Loren’s grown accustomed to being honked at and photographed. Even so, it’s easy to tell that it’s not notoriety that drives his love for unique vehicles. Instead, it’s his passion for restoring cars that motivates him—which is an interest he shares with his father. In fact, that passion just might be more hereditary than shared. “I blame my dad,” he said, smiling. “He was a drag racer in the 60s and 70s. It’s his fault I have so many cars.”

Since childhood, Loren’s dad told him car stories about his beloved ’69 Mercury Cougar Eliminator 428 Super CobraJet. Purchased brand new in 1969, his dad would go on to sell the car three years later—which was a decision he came to regret. Having heard so much about his dad’s Cougar Eliminator over the years, one day, Loren decided to see if he could track down that car.
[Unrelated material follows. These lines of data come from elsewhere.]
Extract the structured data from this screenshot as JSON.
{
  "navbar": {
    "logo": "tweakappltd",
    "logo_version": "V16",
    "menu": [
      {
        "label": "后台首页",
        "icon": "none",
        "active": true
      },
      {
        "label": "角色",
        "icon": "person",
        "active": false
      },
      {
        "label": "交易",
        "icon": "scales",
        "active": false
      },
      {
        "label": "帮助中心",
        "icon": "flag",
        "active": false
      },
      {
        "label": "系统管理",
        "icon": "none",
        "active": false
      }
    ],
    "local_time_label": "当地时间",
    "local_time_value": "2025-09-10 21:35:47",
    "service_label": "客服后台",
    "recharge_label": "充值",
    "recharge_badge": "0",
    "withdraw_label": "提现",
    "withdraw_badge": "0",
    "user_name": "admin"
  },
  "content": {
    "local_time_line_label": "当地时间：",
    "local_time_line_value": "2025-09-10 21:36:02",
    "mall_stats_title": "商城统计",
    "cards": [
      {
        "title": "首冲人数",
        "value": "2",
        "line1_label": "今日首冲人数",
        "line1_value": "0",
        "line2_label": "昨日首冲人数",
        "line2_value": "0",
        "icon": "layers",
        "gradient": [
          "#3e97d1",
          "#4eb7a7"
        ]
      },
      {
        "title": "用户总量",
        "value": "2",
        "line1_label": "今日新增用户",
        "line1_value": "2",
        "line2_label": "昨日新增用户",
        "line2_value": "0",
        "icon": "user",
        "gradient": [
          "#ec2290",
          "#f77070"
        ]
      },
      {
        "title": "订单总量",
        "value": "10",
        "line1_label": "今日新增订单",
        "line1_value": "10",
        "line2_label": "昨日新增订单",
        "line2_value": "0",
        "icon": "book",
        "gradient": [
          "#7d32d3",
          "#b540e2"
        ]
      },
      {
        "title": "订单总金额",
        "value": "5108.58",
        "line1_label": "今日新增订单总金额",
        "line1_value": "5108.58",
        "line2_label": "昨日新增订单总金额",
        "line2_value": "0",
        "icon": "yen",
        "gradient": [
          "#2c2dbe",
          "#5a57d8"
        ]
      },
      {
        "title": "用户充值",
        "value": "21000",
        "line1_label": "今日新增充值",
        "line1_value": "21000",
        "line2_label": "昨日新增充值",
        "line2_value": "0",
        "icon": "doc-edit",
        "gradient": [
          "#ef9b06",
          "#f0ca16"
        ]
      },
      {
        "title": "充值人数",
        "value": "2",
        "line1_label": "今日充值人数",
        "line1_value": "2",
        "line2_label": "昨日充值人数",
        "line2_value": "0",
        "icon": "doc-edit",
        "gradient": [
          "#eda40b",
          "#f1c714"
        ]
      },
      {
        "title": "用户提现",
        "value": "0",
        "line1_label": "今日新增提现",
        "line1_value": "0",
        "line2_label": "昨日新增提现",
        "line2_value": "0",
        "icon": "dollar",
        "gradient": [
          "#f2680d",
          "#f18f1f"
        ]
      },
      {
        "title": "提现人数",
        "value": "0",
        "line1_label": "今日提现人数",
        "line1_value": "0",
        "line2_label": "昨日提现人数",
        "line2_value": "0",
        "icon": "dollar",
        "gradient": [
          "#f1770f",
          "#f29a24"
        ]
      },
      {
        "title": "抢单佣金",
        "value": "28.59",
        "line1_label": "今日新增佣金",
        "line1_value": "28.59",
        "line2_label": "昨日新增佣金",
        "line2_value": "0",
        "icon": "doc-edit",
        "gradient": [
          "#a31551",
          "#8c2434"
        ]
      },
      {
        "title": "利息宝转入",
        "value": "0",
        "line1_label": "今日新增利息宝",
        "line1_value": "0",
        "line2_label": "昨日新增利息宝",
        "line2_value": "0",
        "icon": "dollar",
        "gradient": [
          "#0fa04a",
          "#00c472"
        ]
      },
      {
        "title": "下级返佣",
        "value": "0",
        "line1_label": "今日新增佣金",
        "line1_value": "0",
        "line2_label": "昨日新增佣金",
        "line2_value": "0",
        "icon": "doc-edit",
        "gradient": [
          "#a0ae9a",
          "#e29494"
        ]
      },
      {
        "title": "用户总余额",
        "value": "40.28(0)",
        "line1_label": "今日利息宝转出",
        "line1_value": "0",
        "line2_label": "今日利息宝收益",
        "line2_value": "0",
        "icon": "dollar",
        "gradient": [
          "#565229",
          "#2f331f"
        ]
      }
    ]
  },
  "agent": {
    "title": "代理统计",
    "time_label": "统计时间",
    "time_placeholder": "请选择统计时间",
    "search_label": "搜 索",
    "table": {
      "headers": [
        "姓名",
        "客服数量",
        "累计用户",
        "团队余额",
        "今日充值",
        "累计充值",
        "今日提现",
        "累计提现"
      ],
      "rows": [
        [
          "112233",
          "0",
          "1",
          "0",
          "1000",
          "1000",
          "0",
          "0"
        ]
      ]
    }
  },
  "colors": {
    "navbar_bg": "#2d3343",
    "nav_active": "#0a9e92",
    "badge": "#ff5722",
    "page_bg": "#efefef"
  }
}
In 2006, thanks to superior detective work by a vintage Ford restoration company, Loren was put in contact with the current owner of his dad’s Cougar Eliminator. Although their meeting was brief and only by telephone, Loren’s dad got to talk to the Eliminator’s owner, too. While the connection was an unexpected thrill, Loren’s dad had no idea that his son was planning something far more exciting. About one year later, Loren was able to purchase the Cougar Eliminator and bring it back home to his dad. “I think he almost cried when I told him he was getting the car back,” Loren said. At present, he and his father have teamed up to perform the restoration. (To read the full story and check out the restoration progress, click here).

When asked what his dream car is, Loren grinned and said, “I own them.”

And by “them,” he means all 17 of them.

In addition to his Ghostbusters Ecto-1, which is a 1959 Miller Meteor Limousine Duplex, his 2000 Police Interceptor, and the Cougar Eliminator he shares with his dad, Loren’s current fleet includes a ’64 Ford Galaxie 500 XL, a ’64 Volkswagen Kharmann Ghia, a ’65 Ford Galaxie 500, a ’67 Miller Meteor Duplex with removable Landau panels, a ’68 Cadillac Calais, a ’69 Mercury Cougar (yes, another Cougar!), a ’71 Volkswagen Squareback, a ’75 Volkswagen Beetle, a ’96 Chevy Impala SS, a 2003 Mustang Cobra Convertible, a 2003 Mercury Marauder, a 2004 Corvette, a 2012 Ford Fusion Sport, and a 2012 Cadillac CTS-V Station Wagon.

As is the case with many car enthusiasts, Loren appreciates vehicles of all scales. He has a small diecast collection, ranging in scale from 1:64 to 1:18. Because of their greater detail, he prefers the larger scale models. Naturally, his collection includes several Ghostbusters Ectos. To Loren, Hot Wheels offers the most accurate representation of the full-scale model. As with his diecast cars, he also prefers his 1:1 vehicles loose. “I buy cars to drive them,” he said. “There’s nothing wrong with making ‘em pretty, but you’ve got to drive them.”

We have to agree.

And with Loren Baldwin, it’s anybody’s guess what he’ll be driving next. In fact, don’t be surprised if you see Herbie the Love Bug or a Delorean Time machine rolling down your street sometime in the near future.

To see Loren’s Ghostbusters Ecto-1 in action, click here to check out his video.